Not to say that all of these historical schematics aren't interesting or complex. They are. Very
I don't mean to downplay the significance of any country or historical period.

It's just that I know senioritis must be getting to me when I'd gladly trade in the church challenging the legitimacy of gay marriage in California for Galileo's heliocentrics or Putin for Nicholas II and Alexandra,  just to relive the dramatic glamor of European history.


I read library books as fast as I could go, rushing them home in the basket of my bicycle.
From the minute I reached our house, I started to read. Every book I seized on, from "Bunny Brown and His Sister Sue at Camp Rest-a-While" to "Twenty Thousand Leagues Under the Sea," stood for the devouring wish to read being instantly granted.
I knew this was bliss, knew it at the time. Taste isn't nearly so important; it comes in its own time.
- Eudora Welty.

I resisted reading the Twilight series for sooooo long.
Because I was basically being a snob.
And while I still think it's important to note that Stephanie Meyer is clearly a very talented preteen girl author...

I loved every minute of reading Twilight.

Because, especially in regards to burnt-out college students, preteen girls have it right...

The best part about reading is bedside lamps and being snuggled warmly into your bed with the pillows smooshed just right, unable to keep from turning the page while stuffing Oreos into your brace laced mouth. And you giggle about the book's moments afterward with your friends, not discussing the profound religious symbolism, but giggling and squealing and wide-eyed and smiling ear to ear.

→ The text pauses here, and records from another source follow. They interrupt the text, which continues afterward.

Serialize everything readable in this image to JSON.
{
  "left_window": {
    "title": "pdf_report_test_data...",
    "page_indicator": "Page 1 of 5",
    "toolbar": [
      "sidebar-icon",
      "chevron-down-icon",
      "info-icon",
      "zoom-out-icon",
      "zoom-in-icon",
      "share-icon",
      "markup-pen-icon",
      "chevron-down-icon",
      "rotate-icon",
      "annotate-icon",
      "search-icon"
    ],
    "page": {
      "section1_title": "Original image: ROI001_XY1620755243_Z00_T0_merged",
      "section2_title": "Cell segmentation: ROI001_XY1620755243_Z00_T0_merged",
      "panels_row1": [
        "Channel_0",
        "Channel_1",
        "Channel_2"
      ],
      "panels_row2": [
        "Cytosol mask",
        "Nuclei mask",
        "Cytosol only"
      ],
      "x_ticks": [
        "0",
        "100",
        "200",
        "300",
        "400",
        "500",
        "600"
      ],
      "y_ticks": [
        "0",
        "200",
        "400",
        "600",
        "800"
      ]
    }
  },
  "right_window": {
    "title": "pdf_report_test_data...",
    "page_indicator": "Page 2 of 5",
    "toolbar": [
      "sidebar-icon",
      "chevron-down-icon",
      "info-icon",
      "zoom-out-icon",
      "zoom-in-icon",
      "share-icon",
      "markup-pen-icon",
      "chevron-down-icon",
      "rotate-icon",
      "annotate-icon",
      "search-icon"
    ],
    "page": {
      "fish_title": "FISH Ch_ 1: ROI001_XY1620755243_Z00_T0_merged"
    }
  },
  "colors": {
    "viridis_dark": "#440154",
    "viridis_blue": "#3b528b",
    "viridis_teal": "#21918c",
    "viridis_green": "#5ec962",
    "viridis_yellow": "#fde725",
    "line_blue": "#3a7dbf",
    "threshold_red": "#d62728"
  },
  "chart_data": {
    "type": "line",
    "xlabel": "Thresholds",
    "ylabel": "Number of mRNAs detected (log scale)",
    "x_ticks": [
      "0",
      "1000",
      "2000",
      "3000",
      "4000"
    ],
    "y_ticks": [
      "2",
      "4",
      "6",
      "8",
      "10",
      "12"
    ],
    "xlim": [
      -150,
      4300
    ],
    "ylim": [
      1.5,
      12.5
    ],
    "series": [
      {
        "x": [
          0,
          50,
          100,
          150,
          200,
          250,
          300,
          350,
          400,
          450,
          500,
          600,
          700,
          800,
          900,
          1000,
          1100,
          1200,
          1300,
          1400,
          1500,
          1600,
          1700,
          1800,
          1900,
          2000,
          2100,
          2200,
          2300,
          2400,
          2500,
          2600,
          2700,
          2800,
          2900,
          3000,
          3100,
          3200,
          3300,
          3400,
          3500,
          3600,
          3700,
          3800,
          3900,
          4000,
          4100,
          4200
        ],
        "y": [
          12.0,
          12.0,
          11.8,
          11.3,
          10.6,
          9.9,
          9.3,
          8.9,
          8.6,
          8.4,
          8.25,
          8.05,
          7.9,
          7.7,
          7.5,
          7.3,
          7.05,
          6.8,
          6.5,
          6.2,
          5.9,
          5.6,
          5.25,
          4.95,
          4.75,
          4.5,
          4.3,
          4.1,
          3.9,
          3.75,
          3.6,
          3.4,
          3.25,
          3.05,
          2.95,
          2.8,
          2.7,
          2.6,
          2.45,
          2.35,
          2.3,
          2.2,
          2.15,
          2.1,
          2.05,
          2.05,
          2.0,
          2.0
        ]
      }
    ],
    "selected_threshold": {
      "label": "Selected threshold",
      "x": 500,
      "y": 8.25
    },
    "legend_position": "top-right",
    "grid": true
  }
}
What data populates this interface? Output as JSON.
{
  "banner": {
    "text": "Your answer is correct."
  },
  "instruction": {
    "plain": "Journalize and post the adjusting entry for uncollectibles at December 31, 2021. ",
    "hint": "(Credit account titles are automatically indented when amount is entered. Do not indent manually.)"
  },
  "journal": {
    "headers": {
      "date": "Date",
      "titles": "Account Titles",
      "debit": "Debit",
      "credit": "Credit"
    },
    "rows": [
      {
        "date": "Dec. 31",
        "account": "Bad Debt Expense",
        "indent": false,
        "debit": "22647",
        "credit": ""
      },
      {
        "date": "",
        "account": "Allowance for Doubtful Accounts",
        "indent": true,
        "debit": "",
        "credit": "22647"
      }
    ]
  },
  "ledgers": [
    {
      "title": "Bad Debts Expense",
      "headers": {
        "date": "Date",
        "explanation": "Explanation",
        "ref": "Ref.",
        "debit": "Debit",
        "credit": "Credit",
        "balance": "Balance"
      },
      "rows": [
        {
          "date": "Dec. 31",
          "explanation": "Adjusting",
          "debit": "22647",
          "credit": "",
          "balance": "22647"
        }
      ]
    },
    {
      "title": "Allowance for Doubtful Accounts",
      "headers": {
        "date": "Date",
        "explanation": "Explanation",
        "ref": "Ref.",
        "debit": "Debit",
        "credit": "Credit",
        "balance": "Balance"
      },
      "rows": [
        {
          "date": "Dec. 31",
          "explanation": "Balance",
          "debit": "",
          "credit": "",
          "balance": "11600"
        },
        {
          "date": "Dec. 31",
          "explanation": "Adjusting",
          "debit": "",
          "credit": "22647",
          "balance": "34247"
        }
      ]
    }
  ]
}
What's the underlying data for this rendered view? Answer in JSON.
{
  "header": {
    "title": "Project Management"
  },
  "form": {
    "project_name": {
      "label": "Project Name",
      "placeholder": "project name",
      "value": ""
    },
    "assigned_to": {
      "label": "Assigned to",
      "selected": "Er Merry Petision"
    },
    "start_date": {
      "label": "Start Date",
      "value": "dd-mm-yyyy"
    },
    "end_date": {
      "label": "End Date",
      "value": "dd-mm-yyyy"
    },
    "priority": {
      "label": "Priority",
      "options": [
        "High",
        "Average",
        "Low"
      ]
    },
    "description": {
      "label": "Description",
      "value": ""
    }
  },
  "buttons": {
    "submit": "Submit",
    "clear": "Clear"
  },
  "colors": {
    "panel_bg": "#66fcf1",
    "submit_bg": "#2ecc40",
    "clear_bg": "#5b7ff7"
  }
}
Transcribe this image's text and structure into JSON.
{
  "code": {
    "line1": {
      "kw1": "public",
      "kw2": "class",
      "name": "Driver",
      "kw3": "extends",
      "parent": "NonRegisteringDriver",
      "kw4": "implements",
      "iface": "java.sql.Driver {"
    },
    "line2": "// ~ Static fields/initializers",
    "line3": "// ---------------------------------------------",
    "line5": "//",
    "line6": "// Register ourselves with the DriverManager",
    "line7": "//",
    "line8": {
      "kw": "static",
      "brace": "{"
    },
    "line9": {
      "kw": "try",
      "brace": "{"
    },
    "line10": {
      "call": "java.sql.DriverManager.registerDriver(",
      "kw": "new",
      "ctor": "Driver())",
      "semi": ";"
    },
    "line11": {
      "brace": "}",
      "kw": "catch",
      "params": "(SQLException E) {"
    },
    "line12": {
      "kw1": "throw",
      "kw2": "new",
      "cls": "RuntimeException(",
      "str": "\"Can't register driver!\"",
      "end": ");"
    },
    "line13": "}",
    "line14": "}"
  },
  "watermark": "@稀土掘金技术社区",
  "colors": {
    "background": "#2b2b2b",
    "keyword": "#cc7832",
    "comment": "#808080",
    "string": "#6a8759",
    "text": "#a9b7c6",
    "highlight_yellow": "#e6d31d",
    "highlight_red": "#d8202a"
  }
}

And you believe that love can really, truly be that pure and singular and universe shaking.
And there is not a doubt in your mind, this type of love will eventually and inevitably happen to you. When you're, in college or something.